- Opening Delimiter -

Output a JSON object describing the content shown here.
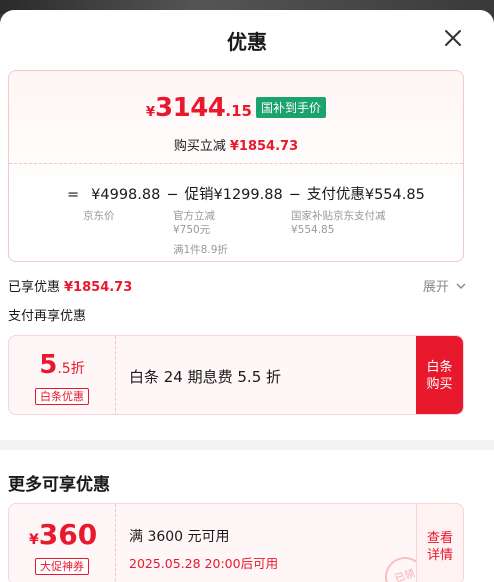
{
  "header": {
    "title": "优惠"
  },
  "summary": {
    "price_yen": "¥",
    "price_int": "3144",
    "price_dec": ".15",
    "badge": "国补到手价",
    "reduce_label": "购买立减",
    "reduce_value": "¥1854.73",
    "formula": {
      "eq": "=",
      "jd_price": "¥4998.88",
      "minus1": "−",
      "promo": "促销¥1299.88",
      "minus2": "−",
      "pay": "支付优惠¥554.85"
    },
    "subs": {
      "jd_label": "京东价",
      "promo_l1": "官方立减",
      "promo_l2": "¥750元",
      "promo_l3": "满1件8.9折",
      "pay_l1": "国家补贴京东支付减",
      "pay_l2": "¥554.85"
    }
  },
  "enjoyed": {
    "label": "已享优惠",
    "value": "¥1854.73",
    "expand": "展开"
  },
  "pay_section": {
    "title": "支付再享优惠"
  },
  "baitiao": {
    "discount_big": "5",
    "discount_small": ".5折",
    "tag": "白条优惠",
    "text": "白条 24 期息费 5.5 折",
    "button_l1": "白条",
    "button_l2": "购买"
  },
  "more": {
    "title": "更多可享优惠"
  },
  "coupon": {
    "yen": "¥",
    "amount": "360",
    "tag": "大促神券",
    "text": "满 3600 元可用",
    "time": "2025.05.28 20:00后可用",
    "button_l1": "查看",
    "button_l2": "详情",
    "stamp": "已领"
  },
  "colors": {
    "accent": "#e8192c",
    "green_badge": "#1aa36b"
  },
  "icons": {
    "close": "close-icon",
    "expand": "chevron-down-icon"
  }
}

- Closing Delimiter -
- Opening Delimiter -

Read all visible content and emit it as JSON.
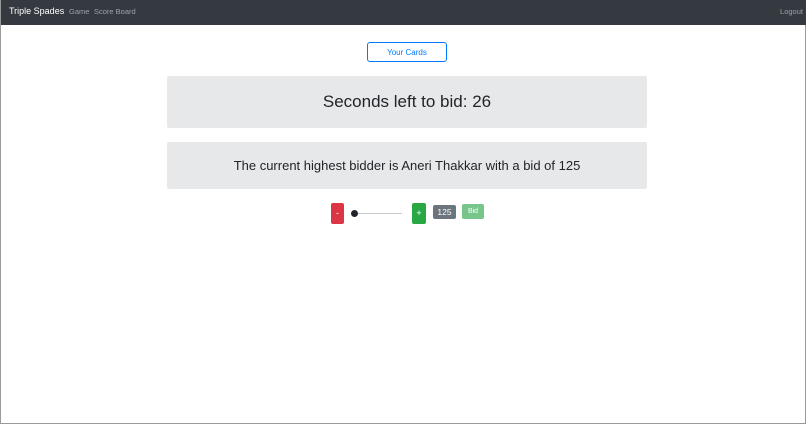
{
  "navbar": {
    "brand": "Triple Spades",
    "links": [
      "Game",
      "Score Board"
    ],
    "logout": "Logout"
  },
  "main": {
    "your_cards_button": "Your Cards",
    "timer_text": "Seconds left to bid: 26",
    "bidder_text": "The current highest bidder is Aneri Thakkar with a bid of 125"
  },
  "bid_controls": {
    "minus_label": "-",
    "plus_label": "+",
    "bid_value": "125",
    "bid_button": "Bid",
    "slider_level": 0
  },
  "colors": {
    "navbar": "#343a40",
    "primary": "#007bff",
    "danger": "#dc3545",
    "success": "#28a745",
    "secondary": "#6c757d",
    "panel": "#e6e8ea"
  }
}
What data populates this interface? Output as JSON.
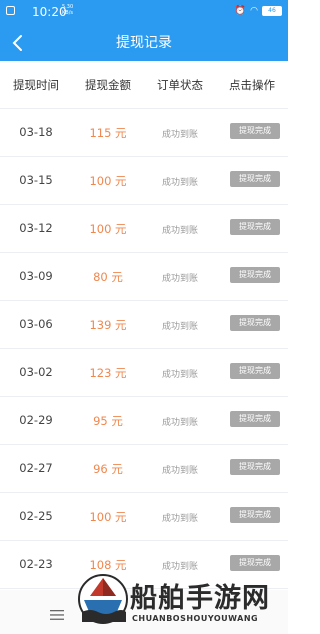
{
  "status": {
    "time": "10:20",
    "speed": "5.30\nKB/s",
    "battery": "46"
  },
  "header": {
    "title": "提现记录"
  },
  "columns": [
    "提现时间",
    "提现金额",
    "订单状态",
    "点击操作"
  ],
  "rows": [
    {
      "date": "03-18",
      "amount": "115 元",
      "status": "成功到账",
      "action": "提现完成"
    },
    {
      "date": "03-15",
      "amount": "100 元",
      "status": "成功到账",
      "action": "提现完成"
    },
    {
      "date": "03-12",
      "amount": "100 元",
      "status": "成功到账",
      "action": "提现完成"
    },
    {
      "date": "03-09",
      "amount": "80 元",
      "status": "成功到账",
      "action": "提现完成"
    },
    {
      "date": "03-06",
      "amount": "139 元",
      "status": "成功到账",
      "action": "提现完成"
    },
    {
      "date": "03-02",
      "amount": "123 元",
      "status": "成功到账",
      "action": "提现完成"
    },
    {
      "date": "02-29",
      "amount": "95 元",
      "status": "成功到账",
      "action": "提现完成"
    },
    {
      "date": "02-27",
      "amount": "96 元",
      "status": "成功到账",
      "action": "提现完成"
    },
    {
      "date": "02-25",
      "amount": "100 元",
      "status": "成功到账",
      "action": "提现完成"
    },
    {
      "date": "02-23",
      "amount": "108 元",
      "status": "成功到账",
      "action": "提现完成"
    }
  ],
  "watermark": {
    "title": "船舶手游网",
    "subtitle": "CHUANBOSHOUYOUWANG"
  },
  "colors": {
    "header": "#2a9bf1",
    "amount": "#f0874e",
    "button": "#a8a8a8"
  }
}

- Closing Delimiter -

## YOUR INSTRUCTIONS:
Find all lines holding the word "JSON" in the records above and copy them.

## SOLVED PROBLEM:
Output a JSON object describing the content shown here.
Read all visible content and emit it as JSON.
What data populates this interface? Output as JSON.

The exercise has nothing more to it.